Photo: marya/Creative Commons
One of the best ways to save more money for a big goal is to spend less of it on things that don’t matter as much to you. Here are a few expenditures you might have overlooked simply because you’re so used to paying for them.
1. Cable and Internet TV
It’s a running joke in my family that my husband’s first solution for any money crunch is to shut off the cable. I used to tell him that the little bit we spent on cable every month wasn’t enough to make a huge difference (which felt like the truth back when we had student loan and credit card debt.) Now, I have to remind him that we haven’t had cable for about three years, because we canceled it when we were saving for our year-long family vacation. However, like many households living in the digital age, we’ve replaced traditional cable with monthly subscriptions to streaming services like Netflix and Hulu Plus. I’m so used to spending $10-$20 each month so that I can watch movies on my iPhone that I’ve forgotten what life was like before that was possible.
Getting rid of those subscriptions would force me to watch my favorite shows on my laptop, download apps directly from each TV Network, or go to the library to check out free movies. None of that sounds too inconvenient.
2. Dining Out.
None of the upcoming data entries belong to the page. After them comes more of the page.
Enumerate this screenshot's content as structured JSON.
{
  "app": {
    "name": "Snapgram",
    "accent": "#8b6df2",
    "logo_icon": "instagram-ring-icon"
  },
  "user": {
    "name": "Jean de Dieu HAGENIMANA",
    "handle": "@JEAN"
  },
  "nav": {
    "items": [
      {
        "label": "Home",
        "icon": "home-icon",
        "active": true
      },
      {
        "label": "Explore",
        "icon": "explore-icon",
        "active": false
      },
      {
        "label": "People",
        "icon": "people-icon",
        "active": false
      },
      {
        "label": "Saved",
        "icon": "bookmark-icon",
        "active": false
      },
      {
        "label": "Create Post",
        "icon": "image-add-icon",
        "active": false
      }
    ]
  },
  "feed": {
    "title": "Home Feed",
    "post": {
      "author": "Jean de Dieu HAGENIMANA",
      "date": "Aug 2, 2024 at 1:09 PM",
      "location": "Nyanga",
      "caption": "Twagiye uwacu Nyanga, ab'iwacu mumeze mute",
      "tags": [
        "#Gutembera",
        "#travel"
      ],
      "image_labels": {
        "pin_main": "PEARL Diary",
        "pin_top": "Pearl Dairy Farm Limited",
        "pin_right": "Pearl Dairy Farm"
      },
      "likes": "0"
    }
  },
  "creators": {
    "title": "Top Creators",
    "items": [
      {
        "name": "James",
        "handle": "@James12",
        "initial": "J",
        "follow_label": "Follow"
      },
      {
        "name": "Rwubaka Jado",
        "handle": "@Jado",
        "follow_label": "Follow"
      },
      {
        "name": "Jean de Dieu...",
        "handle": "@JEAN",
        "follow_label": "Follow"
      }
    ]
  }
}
If you’re trying to save money, you probably don’t splurge on romantic dinners vey often. But do you still order in pizza, stop at a fastfood restaurant when you’re on a road trip, or start an evening with friends at a diner? Those meals that someone else cooked add up, which is particularly annoying if you’re paying someone else to cook subpar food. Resolve to pack a cooler for road trips, stock your fridge with frozen meals that can be reheated on busy nights, and get together with your friends over your grill.
My husband occasionally puts himself on a low-key cleanse, which means no beer, wine, or pop. Since he does a lot of the grocery shopping, that means no beer, wine, or pop for anyone. Instead, I stick with water, milk, or coffee for a while. In addition to feeling healthy for a little bit, we also save on our groceries, because those empty calories aren’t cheap. The same can be said for the gallons of fruit juice we keep on hand for the kids, even though they’d be much better off sticking with water and milk, too.
4. Trips to That Store You Like
You know the drill: you go in for milk and vitamins and you come out with a receipt for $100. Ifrunning errands is routinely causing you to unexpectedly spend hundreds of dollars, it may be time to rethink how you run errands. Don’t go to that store that entices you with cheap home décor. Stick with trips to the grocery store or small specialty shops where you can only buy what you actually intend to buy (they do still exist!). Even if you spend a little more on the items you need, you’ll probably save in the long run by sticking with your list.
5. Toilet Paper.
I’m just kidding; some things are worth every penny they cost. But you might want to consider some of the other disposables you buy every month. Paper towels, styrofoam plates, and plastic silverware might save you time at the sink, but you’re also throwing away cash every time you use them. Being more environmentally friendly and finding ways to reduce and reuse is as good for your wallet as it is for the planet.